**RECORDS PROVIDED**
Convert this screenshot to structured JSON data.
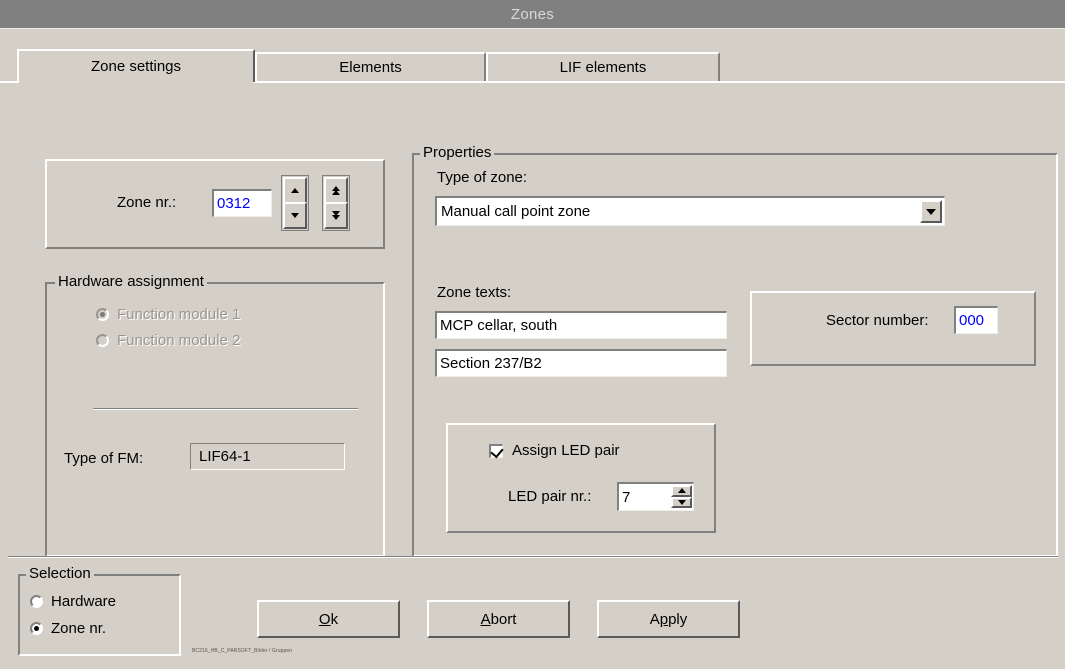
{
  "window": {
    "title": "Zones"
  },
  "tabs": [
    {
      "label": "Zone settings",
      "active": true
    },
    {
      "label": "Elements",
      "active": false
    },
    {
      "label": "LIF elements",
      "active": false
    }
  ],
  "zone_number_panel": {
    "label": "Zone nr.:",
    "value": "0312",
    "value_color": "#0000ff",
    "spinner_single": {
      "up_icon": "triangle-up-icon",
      "down_icon": "triangle-down-icon"
    },
    "spinner_double": {
      "up_icon": "double-triangle-up-icon",
      "down_icon": "double-triangle-down-icon"
    }
  },
  "hardware_assignment": {
    "title": "Hardware assignment",
    "disabled": true,
    "options": [
      {
        "label": "Function module 1",
        "selected": true
      },
      {
        "label": "Function module 2",
        "selected": false
      }
    ],
    "type_of_fm": {
      "label": "Type of FM:",
      "value": "LIF64-1"
    }
  },
  "properties": {
    "title": "Properties",
    "type_of_zone": {
      "label": "Type of zone:",
      "value": "Manual call point zone",
      "dropdown_icon": "chevron-down-icon"
    },
    "zone_texts": {
      "label": "Zone texts:",
      "line1": "MCP cellar, south",
      "line2": "Section 237/B2"
    },
    "sector": {
      "label": "Sector number:",
      "value": "000",
      "value_color": "#0000ff"
    },
    "led_pair": {
      "checkbox_label": "Assign LED pair",
      "checked": true,
      "number_label": "LED pair nr.:",
      "number_value": "7"
    }
  },
  "selection": {
    "title": "Selection",
    "options": [
      {
        "label": "Hardware",
        "selected": false
      },
      {
        "label": "Zone nr.",
        "selected": true
      }
    ]
  },
  "buttons": [
    {
      "pre": "",
      "accel": "O",
      "post": "k"
    },
    {
      "pre": "",
      "accel": "A",
      "post": "bort"
    },
    {
      "pre": "A",
      "accel": "p",
      "post": "ply"
    }
  ],
  "watermark": "BC216_HB_C_PARSOFT_Bilder / Gruppen",
  "colors": {
    "face": "#d4d0c8",
    "titlebar": "#808080",
    "titlebar_text": "#d8d8d8",
    "field_text_blue": "#0000ff",
    "disabled_text": "#9a968f"
  }
}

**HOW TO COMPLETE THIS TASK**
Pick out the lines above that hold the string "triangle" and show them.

**RESULT OF THIS EXERCISE**
      "up_icon": "triangle-up-icon",
      "down_icon": "triangle-down-icon"
      "up_icon": "double-triangle-up-icon",
      "down_icon": "double-triangle-down-icon"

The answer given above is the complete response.